Cypriots braced for economic turmoil after bailout

People in Faneromeni Square, Nicosia (25 March 2013) The bailout was the focus of coffee-fuelled discussions in Faneromeni Square

"Unemployment will go sky high at the end of this," said Chryso, as she sat in the shade of a tree sipping Cypriot coffee. "So it's really unfair on a lot of people."

On a public holiday in Nicosia, people tend to wander down to Faneromeni Square, within the walls of the old city, to don sunglasses and watch the world go by.

Chryso was reading the papers with her husband, Charalambous, digesting the news that had emerged from Brussels in the early hours.

"It's a message for the whole of the European Union," said Charalambous, referring to the deal that will radically restructure the Cypriot banking sector and impose huge losses on big investors.

"Germany controls everything," he added. "We can see that there are two zones within the euro."

It is a familiar theme on the streets of Nicosia and elsewhere - this agreement will be painful for almost everyone in Cyprus, and it is seen by many as confirmation of Europe's growing north-south divide.

Bailout deal

  • To qualify for 10bn-euro bailout, Cyprus must raise 5.8bn euros
  • Its biggest bank - Bank of Cyprus - to be restructured
  • Second biggest bank - Laiki - to be wound up and split into a "good" bank and "bad" bank
  • Accounts holding less than 100,000 euros will be protected in both banks
  • Deposits over 100,000 in Bank of Cyprus are frozen for now
  • Level still to be set at which funds on big deposits will be taxed
'Walk away'

Cypriots are now bracing themselves for economic turmoil and a long haul to recovery.
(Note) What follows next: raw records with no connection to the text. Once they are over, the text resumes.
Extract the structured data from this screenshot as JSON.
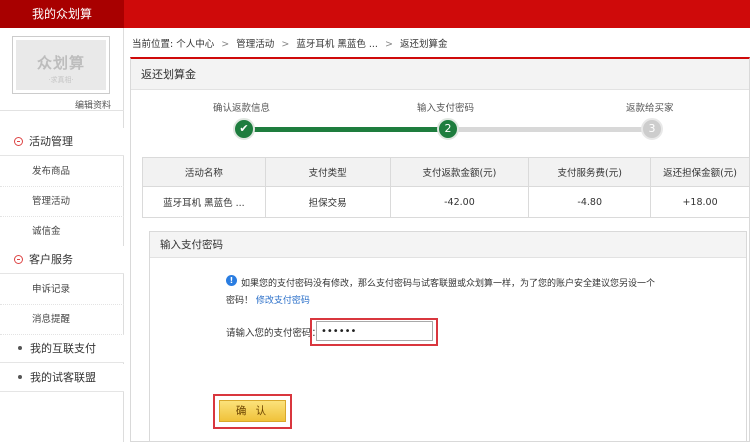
{
  "header": {
    "title": "我的众划算"
  },
  "sidebar": {
    "logo_main": "众划算",
    "logo_sub": "·求真相·",
    "edit_profile": "编辑资料",
    "groups": [
      {
        "label": "活动管理",
        "items": [
          "发布商品",
          "管理活动",
          "诚信金"
        ]
      },
      {
        "label": "客户服务",
        "items": [
          "申诉记录",
          "消息提醒"
        ]
      },
      {
        "label": "我的互联支付"
      },
      {
        "label": "我的试客联盟"
      }
    ]
  },
  "breadcrumb": {
    "prefix": "当前位置:",
    "items": [
      "个人中心",
      "管理活动",
      "蓝牙耳机 黑蓝色 ...",
      "返还划算金"
    ],
    "separator": ">"
  },
  "panel": {
    "title": "返还划算金"
  },
  "steps": [
    {
      "label": "确认返款信息",
      "marker": "✔",
      "status": "done"
    },
    {
      "label": "输入支付密码",
      "marker": "2",
      "status": "current"
    },
    {
      "label": "返款给买家",
      "marker": "3",
      "status": "todo"
    }
  ],
  "table": {
    "headers": [
      "活动名称",
      "支付类型",
      "支付返款金额(元)",
      "支付服务费(元)",
      "返还担保金额(元)"
    ],
    "rows": [
      [
        "蓝牙耳机 黑蓝色 ...",
        "担保交易",
        "-42.00",
        "-4.80",
        "+18.00"
      ]
    ]
  },
  "password": {
    "title": "输入支付密码",
    "info_line1": "如果您的支付密码没有修改，那么支付密码与试客联盟或众划算一样，为了您的账户安全建议您另设一个",
    "info_line2_prefix": "密码！",
    "info_link": "修改支付密码",
    "label": "请输入您的支付密码：",
    "value": "••••••",
    "confirm_label": "确 认"
  },
  "colors": {
    "brand_red": "#cf0a0a",
    "step_green": "#1e7d3e",
    "negative": "#d33333",
    "positive": "#229944",
    "highlight": "#d9363e"
  }
}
It has stretched enthusiasm for the European Union to the limit.

"We may disagree with many of their decisions," says the pro-European former president, George Vassiliou. "But we must never forget our mistakes either."

Mr Vassiliou has argued over the past week that any deal with the eurozone must help preserve Cypriot banks. So has it saved the banking sector or destroyed it?

"It has destroyed part of it, an important part," he concedes.

"They said the banking sector was too big and had to be reduced by 40%. But they never said it should be done within 24 hours."

Mr Vassiliou insists that Cyprus still belongs in the euro, and that it will recover.

Archbishop of Cyprus Archbishop Chrysostomos II believes Cyprus should walk away from the eurozone in the next decade

But other influential voices are more sceptical.

"Cypriots forget things easily," says the head of the Church of Cyprus, Archbishop Chrysostomos II. "But I believe this time they should not forget this."

"In the next five to 10 years - it depends on the health of the economy - we should walk away from the eurozone."

'Different solutions'

The economy is unlikely to be healthy any time soon.

The radical restructuring of the banking sector means credit flows will dry up, and a sharp recession is forecast.

"A lot of people knew we needed to change," said Chryso, who works for a Greek shipping company, "but not like this."

"There should be different solutions other than the way it was done," she added above the constant chatter of voices.

"It's like they are destroying Cyprus."

"That's true," agreed Charalambous, who works in the banking sector himself. "But now we have to get on with what we have."

Are you in Cyprus? Are you based in London and have an account with a branch of a Cyprus bank in the city? Send us your comments and experiences using the form below.

If you are happy to be contacted by a BBC journalist please leave a telephone number that we can contact you on. In some cases a selection of your comments will be published, displaying your name as you provide it and location, unless you state otherwise. Your contact details will never be published. When sending us pictures, video or eyewitness accounts at no time should you endanger yourself or others, take any unnecessary risks or infringe any laws. Please ensure you have read the terms and conditions.

Terms and conditions

More on This Story

More Europe stories



BBC © 2014 The BBC is not responsible for the content of external sites. Read more.

This page is best viewed in an up-to-date web browser with style sheets (CSS) enabled. While you will be able to view the content of this page in your current browser, you will not be able to get the full visual experience. Please consider upgrading your browser software or enabling style sheets (CSS) if you are able to do so.